TASK:
Please return all of the material exactly, with no line missing.

ENTRIES SHOWN:
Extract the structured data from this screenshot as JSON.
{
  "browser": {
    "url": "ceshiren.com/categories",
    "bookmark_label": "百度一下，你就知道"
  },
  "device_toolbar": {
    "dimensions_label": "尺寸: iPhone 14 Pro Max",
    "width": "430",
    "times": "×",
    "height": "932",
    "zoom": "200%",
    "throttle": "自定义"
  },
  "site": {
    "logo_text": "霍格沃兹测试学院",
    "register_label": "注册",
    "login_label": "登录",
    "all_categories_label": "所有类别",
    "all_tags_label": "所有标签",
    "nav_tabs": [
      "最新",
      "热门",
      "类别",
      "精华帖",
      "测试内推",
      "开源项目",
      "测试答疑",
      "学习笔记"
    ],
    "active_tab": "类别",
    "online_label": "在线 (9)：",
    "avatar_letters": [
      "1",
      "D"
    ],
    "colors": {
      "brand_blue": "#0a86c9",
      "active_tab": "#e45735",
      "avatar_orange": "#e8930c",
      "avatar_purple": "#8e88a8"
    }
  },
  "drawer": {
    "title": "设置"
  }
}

RESULT:
Extract the structured data from this screenshot as JSON.
{
  "browser": {
    "url": "ceshiren.com/categories",
    "bookmark_label": "百度一下，你就知道"
  },
  "device_toolbar": {
    "dimensions_label": "尺寸: iPhone 14 Pro Max",
    "width": "430",
    "times": "×",
    "height": "932",
    "zoom": "200%",
    "throttle": "自定义"
  },
  "site": {
    "logo_text": "霍格沃兹测试学院",
    "register_label": "注册",
    "login_label": "登录",
    "all_categories_label": "所有类别",
    "all_tags_label": "所有标签",
    "nav_tabs": [
      "最新",
      "热门",
      "类别",
      "精华帖",
      "测试内推",
      "开源项目",
      "测试答疑",
      "学习笔记"
    ],
    "active_tab": "类别",
    "online_label": "在线 (9)：",
    "avatar_letters": [
      "1",
      "D"
    ],
    "colors": {
      "brand_blue": "#0a86c9",
      "active_tab": "#e45735",
      "avatar_orange": "#e8930c",
      "avatar_purple": "#8e88a8"
    }
  },
  "drawer": {
    "title": "设置"
  }
}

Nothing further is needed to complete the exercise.